Data records for software interfaces:

▼

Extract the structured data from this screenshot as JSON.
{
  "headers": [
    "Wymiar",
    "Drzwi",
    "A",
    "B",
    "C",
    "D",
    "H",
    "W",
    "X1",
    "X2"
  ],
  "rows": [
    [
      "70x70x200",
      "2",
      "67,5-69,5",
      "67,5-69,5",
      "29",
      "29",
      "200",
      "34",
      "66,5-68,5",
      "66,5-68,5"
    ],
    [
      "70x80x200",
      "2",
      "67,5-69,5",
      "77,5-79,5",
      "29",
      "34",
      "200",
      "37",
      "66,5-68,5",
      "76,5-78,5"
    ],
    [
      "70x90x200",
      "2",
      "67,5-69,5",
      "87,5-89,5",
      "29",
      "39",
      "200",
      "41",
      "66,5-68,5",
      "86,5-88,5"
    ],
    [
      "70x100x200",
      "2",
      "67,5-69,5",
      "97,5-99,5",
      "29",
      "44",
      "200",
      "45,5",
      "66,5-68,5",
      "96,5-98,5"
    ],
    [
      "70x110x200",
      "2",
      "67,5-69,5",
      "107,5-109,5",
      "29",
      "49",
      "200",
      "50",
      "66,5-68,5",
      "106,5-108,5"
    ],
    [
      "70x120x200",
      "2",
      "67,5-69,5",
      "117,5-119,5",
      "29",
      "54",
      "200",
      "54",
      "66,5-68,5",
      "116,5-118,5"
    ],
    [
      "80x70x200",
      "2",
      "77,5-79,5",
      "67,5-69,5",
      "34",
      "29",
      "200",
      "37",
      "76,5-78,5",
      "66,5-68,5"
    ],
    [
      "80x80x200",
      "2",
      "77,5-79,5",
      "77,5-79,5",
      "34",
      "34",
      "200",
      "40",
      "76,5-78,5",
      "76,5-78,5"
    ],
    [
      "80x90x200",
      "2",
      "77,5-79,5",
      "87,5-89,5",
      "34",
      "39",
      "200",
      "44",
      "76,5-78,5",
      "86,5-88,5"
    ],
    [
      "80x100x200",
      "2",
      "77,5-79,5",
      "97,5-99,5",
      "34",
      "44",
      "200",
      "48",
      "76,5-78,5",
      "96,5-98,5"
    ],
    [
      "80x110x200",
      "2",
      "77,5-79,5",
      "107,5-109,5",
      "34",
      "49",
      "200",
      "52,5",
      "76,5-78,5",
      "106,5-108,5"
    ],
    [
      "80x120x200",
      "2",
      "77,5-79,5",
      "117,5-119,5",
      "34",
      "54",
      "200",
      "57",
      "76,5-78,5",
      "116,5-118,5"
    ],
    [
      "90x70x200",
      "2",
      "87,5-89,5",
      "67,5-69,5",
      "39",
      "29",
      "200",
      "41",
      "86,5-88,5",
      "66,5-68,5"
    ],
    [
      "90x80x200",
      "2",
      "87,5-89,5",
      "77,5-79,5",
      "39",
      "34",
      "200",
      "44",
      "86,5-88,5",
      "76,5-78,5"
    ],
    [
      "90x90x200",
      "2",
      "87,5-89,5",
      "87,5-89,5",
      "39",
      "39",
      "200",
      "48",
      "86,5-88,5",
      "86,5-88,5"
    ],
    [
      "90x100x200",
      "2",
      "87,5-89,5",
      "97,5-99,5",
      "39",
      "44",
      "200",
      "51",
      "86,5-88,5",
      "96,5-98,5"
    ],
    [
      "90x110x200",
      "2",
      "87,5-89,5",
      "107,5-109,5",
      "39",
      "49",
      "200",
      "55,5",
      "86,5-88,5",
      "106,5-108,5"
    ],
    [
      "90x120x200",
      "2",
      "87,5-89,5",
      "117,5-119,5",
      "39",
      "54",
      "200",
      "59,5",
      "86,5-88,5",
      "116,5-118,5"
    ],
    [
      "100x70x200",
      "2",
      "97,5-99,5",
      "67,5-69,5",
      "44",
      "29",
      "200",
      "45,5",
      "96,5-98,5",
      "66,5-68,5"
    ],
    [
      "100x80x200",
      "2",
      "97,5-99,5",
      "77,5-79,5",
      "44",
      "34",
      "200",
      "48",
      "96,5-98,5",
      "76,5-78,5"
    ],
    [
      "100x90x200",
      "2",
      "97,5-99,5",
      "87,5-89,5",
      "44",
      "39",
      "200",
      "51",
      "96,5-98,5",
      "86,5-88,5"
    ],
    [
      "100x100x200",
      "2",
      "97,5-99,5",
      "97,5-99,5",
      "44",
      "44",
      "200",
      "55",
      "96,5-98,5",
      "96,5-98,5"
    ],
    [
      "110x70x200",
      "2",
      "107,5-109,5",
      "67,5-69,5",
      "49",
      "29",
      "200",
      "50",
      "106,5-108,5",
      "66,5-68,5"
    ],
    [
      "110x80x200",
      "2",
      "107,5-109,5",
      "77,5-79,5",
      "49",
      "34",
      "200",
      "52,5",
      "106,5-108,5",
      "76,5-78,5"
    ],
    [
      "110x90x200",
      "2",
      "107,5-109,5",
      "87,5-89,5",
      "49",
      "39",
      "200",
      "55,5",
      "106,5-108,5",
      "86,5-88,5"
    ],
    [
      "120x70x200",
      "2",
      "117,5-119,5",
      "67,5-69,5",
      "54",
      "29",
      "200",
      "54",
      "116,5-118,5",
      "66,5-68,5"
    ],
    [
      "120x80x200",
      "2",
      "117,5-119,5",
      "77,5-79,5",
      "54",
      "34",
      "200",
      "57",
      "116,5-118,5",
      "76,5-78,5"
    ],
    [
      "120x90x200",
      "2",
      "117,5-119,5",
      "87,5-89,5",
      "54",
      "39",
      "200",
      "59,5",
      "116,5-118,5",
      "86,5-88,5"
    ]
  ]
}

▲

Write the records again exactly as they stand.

Extract the structured data from this screenshot as JSON.
{
  "headers": [
    "Wymiar",
    "Drzwi",
    "A",
    "B",
    "C",
    "D",
    "H",
    "W",
    "X1",
    "X2"
  ],
  "rows": [
    [
      "70x70x200",
      "2",
      "67,5-69,5",
      "67,5-69,5",
      "29",
      "29",
      "200",
      "34",
      "66,5-68,5",
      "66,5-68,5"
    ],
    [
      "70x80x200",
      "2",
      "67,5-69,5",
      "77,5-79,5",
      "29",
      "34",
      "200",
      "37",
      "66,5-68,5",
      "76,5-78,5"
    ],
    [
      "70x90x200",
      "2",
      "67,5-69,5",
      "87,5-89,5",
      "29",
      "39",
      "200",
      "41",
      "66,5-68,5",
      "86,5-88,5"
    ],
    [
      "70x100x200",
      "2",
      "67,5-69,5",
      "97,5-99,5",
      "29",
      "44",
      "200",
      "45,5",
      "66,5-68,5",
      "96,5-98,5"
    ],
    [
      "70x110x200",
      "2",
      "67,5-69,5",
      "107,5-109,5",
      "29",
      "49",
      "200",
      "50",
      "66,5-68,5",
      "106,5-108,5"
    ],
    [
      "70x120x200",
      "2",
      "67,5-69,5",
      "117,5-119,5",
      "29",
      "54",
      "200",
      "54",
      "66,5-68,5",
      "116,5-118,5"
    ],
    [
      "80x70x200",
      "2",
      "77,5-79,5",
      "67,5-69,5",
      "34",
      "29",
      "200",
      "37",
      "76,5-78,5",
      "66,5-68,5"
    ],
    [
      "80x80x200",
      "2",
      "77,5-79,5",
      "77,5-79,5",
      "34",
      "34",
      "200",
      "40",
      "76,5-78,5",
      "76,5-78,5"
    ],
    [
      "80x90x200",
      "2",
      "77,5-79,5",
      "87,5-89,5",
      "34",
      "39",
      "200",
      "44",
      "76,5-78,5",
      "86,5-88,5"
    ],
    [
      "80x100x200",
      "2",
      "77,5-79,5",
      "97,5-99,5",
      "34",
      "44",
      "200",
      "48",
      "76,5-78,5",
      "96,5-98,5"
    ],
    [
      "80x110x200",
      "2",
      "77,5-79,5",
      "107,5-109,5",
      "34",
      "49",
      "200",
      "52,5",
      "76,5-78,5",
      "106,5-108,5"
    ],
    [
      "80x120x200",
      "2",
      "77,5-79,5",
      "117,5-119,5",
      "34",
      "54",
      "200",
      "57",
      "76,5-78,5",
      "116,5-118,5"
    ],
    [
      "90x70x200",
      "2",
      "87,5-89,5",
      "67,5-69,5",
      "39",
      "29",
      "200",
      "41",
      "86,5-88,5",
      "66,5-68,5"
    ],
    [
      "90x80x200",
      "2",
      "87,5-89,5",
      "77,5-79,5",
      "39",
      "34",
      "200",
      "44",
      "86,5-88,5",
      "76,5-78,5"
    ],
    [
      "90x90x200",
      "2",
      "87,5-89,5",
      "87,5-89,5",
      "39",
      "39",
      "200",
      "48",
      "86,5-88,5",
      "86,5-88,5"
    ],
    [
      "90x100x200",
      "2",
      "87,5-89,5",
      "97,5-99,5",
      "39",
      "44",
      "200",
      "51",
      "86,5-88,5",
      "96,5-98,5"
    ],
    [
      "90x110x200",
      "2",
      "87,5-89,5",
      "107,5-109,5",
      "39",
      "49",
      "200",
      "55,5",
      "86,5-88,5",
      "106,5-108,5"
    ],
    [
      "90x120x200",
      "2",
      "87,5-89,5",
      "117,5-119,5",
      "39",
      "54",
      "200",
      "59,5",
      "86,5-88,5",
      "116,5-118,5"
    ],
    [
      "100x70x200",
      "2",
      "97,5-99,5",
      "67,5-69,5",
      "44",
      "29",
      "200",
      "45,5",
      "96,5-98,5",
      "66,5-68,5"
    ],
    [
      "100x80x200",
      "2",
      "97,5-99,5",
      "77,5-79,5",
      "44",
      "34",
      "200",
      "48",
      "96,5-98,5",
      "76,5-78,5"
    ],
    [
      "100x90x200",
      "2",
      "97,5-99,5",
      "87,5-89,5",
      "44",
      "39",
      "200",
      "51",
      "96,5-98,5",
      "86,5-88,5"
    ],
    [
      "100x100x200",
      "2",
      "97,5-99,5",
      "97,5-99,5",
      "44",
      "44",
      "200",
      "55",
      "96,5-98,5",
      "96,5-98,5"
    ],
    [
      "110x70x200",
      "2",
      "107,5-109,5",
      "67,5-69,5",
      "49",
      "29",
      "200",
      "50",
      "106,5-108,5",
      "66,5-68,5"
    ],
    [
      "110x80x200",
      "2",
      "107,5-109,5",
      "77,5-79,5",
      "49",
      "34",
      "200",
      "52,5",
      "106,5-108,5",
      "76,5-78,5"
    ],
    [
      "110x90x200",
      "2",
      "107,5-109,5",
      "87,5-89,5",
      "49",
      "39",
      "200",
      "55,5",
      "106,5-108,5",
      "86,5-88,5"
    ],
    [
      "120x70x200",
      "2",
      "117,5-119,5",
      "67,5-69,5",
      "54",
      "29",
      "200",
      "54",
      "116,5-118,5",
      "66,5-68,5"
    ],
    [
      "120x80x200",
      "2",
      "117,5-119,5",
      "77,5-79,5",
      "54",
      "34",
      "200",
      "57",
      "116,5-118,5",
      "76,5-78,5"
    ],
    [
      "120x90x200",
      "2",
      "117,5-119,5",
      "87,5-89,5",
      "54",
      "39",
      "200",
      "59,5",
      "116,5-118,5",
      "86,5-88,5"
    ]
  ]
}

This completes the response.